I’ve covered familiar territory with my latest blog post–so familiar, in fact, that I decided to feature the full article on Urban Indy instead of here. Yes, it’s the Indianapolis City Market once again.I first covered it in 2009, when the market was a sad place, plagued by vacancies, excessive seating (just about any seating was excessive at that point, because virtually no one patronized the market) and two expansive “wings” to the old structure, which further decentralized the activity. The mall was little more than a drab food court that completely emptied out by 1:30pm.
Fast forward to my second article, in 2012, and the changes were remarkable. The management removed all tenants from the wings and completely repurposed them, concentrating energy in the central, historic structure, transforming the market into a much livelier place, with an overall occupancy rate closer to 85%–the best it had been in probably a quarter century.
Now, in 2015, occupancy is even greater (probably over 90%), and even more of the unnecessary mezzanine seating has turned to businesses. Some of the newest vendors are getting acclaim on social media review sites such as Yelp, and Saturday hours have expanded to pretty much the full day.
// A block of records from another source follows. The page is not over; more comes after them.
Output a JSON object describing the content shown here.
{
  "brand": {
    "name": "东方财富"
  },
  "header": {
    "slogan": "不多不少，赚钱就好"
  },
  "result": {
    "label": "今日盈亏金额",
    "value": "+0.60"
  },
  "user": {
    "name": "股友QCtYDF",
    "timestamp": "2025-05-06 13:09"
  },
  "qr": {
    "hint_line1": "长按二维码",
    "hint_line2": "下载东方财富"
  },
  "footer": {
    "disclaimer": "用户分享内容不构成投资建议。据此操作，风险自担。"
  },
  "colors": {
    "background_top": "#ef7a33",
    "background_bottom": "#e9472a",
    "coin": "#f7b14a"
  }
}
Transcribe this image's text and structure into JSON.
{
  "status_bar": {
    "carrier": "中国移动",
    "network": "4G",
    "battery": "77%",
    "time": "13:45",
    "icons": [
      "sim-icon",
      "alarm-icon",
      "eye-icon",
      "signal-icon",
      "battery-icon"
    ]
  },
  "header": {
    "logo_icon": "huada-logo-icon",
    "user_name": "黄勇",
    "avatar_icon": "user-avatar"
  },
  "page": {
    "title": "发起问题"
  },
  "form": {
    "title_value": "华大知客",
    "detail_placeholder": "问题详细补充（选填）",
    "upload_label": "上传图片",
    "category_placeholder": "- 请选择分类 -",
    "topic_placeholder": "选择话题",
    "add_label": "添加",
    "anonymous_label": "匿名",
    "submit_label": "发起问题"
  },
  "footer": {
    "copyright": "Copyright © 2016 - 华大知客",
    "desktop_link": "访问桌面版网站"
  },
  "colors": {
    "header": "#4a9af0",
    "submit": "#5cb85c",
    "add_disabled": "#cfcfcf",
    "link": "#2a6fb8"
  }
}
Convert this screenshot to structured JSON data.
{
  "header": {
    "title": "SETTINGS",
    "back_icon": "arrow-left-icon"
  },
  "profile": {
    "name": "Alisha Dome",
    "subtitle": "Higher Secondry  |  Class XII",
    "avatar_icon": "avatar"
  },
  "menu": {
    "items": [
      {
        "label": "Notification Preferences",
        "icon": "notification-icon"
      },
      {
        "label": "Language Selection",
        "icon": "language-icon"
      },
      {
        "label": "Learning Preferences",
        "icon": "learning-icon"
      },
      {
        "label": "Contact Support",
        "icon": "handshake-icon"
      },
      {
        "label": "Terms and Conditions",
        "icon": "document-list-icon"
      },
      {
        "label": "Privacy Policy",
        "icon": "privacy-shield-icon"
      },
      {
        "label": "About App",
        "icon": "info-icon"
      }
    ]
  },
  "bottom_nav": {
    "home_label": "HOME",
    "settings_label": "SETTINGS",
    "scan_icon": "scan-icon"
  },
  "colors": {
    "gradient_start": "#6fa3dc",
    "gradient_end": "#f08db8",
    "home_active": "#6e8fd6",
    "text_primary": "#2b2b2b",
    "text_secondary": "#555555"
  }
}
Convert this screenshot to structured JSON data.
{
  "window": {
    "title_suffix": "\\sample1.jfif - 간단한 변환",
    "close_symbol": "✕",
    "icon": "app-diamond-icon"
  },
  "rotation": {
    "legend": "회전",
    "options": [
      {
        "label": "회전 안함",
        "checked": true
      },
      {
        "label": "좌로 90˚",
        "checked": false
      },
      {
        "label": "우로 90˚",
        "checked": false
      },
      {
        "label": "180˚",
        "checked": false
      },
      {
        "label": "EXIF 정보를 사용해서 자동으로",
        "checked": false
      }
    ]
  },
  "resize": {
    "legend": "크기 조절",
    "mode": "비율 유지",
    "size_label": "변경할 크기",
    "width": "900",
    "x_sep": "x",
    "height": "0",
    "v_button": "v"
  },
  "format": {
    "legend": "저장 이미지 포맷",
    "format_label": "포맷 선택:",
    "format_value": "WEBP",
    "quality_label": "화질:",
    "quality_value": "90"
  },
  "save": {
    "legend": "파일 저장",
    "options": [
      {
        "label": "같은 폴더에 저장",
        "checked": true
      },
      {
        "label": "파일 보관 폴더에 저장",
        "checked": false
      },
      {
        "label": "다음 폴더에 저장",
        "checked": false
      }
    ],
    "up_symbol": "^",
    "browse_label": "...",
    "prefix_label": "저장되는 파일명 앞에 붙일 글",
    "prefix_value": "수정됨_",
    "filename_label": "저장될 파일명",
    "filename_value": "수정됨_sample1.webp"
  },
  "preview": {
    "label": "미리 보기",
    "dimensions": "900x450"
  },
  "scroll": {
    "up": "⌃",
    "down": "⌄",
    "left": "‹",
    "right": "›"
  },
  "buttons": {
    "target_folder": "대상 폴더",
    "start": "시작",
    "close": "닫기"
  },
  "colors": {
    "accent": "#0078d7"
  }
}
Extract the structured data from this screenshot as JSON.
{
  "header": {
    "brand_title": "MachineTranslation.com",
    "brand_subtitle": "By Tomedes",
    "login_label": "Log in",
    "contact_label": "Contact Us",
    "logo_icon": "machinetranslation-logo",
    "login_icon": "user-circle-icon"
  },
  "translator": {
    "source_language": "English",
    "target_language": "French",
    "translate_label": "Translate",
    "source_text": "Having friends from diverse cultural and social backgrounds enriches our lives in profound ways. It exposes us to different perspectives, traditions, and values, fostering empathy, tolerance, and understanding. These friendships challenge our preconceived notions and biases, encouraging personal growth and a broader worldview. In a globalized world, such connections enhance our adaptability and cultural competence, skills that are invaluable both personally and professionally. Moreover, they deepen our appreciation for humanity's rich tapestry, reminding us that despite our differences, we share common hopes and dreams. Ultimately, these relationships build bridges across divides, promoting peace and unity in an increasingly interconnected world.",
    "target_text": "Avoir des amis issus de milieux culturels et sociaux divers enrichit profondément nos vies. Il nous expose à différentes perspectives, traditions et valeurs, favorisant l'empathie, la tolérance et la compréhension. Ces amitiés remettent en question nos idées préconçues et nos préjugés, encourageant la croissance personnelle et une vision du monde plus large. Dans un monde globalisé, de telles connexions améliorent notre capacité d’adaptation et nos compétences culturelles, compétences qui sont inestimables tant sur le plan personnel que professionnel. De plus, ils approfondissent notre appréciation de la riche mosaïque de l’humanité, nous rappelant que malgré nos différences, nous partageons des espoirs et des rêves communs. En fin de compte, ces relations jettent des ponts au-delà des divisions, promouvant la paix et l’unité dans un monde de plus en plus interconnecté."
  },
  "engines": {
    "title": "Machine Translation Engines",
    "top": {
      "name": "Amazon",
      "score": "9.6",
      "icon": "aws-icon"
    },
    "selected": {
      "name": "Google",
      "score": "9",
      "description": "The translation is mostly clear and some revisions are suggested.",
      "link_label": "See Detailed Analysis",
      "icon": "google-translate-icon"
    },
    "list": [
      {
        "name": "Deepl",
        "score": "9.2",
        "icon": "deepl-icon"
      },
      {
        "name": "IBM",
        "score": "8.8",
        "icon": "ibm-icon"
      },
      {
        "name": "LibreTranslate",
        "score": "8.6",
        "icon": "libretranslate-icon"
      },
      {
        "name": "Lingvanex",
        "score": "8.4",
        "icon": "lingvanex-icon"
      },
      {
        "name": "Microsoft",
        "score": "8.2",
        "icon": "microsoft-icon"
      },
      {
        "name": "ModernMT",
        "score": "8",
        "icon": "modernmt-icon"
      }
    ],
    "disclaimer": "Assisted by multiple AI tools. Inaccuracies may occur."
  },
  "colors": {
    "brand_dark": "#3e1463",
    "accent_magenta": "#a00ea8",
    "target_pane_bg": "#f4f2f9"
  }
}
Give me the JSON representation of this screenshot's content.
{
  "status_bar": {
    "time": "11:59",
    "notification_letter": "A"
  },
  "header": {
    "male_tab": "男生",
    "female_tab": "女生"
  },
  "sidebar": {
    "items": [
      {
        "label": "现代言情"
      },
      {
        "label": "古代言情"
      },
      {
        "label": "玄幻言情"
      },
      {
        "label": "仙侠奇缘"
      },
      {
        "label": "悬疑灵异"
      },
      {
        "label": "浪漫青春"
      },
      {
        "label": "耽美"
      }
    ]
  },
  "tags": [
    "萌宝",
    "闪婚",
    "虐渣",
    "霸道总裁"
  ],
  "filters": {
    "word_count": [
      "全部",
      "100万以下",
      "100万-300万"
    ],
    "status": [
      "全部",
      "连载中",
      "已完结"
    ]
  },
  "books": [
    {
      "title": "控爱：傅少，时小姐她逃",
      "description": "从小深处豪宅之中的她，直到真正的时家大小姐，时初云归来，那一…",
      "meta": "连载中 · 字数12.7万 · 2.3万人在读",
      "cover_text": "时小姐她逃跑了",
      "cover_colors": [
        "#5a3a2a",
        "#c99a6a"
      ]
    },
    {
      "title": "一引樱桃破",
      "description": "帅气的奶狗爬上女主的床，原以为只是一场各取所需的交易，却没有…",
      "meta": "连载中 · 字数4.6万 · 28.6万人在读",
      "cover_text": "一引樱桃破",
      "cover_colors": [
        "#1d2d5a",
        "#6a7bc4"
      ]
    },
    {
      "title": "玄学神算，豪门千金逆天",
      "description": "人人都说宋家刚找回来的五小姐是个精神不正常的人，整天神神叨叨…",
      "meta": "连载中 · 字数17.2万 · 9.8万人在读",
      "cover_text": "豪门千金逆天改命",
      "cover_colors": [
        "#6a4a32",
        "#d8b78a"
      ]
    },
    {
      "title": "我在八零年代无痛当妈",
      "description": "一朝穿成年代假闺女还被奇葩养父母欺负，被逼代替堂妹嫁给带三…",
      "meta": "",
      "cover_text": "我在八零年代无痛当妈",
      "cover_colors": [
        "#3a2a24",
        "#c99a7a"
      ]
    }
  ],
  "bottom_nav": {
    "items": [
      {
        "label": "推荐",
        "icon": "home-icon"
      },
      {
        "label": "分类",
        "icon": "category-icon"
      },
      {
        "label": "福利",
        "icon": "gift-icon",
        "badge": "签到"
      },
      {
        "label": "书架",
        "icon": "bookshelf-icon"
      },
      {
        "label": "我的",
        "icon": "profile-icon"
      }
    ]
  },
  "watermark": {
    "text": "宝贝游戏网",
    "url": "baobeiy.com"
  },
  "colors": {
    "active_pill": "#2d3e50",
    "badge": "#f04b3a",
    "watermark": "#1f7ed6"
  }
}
The market looks pretty solid.
But there’s still one Achilles heel. Most of the old tenants–the ones who bravely stuck it out during the times of dearth–take up monumental amounts of space. Look at this “kitchen” that belongs to a single tenant:This vendor, an oldie, claims four times the space of most of the new tenants. It’s a drag on the entire market environment, preventing what is now a B or even B-plus performing from earning a solid A. I ruminated on the tenant mix back in 2012, but this article is much more pointed, and this time I come up with the recommendations for market management to help bring this historic building to a modern version of the great commercial space it was at its 19th century prime. Read up!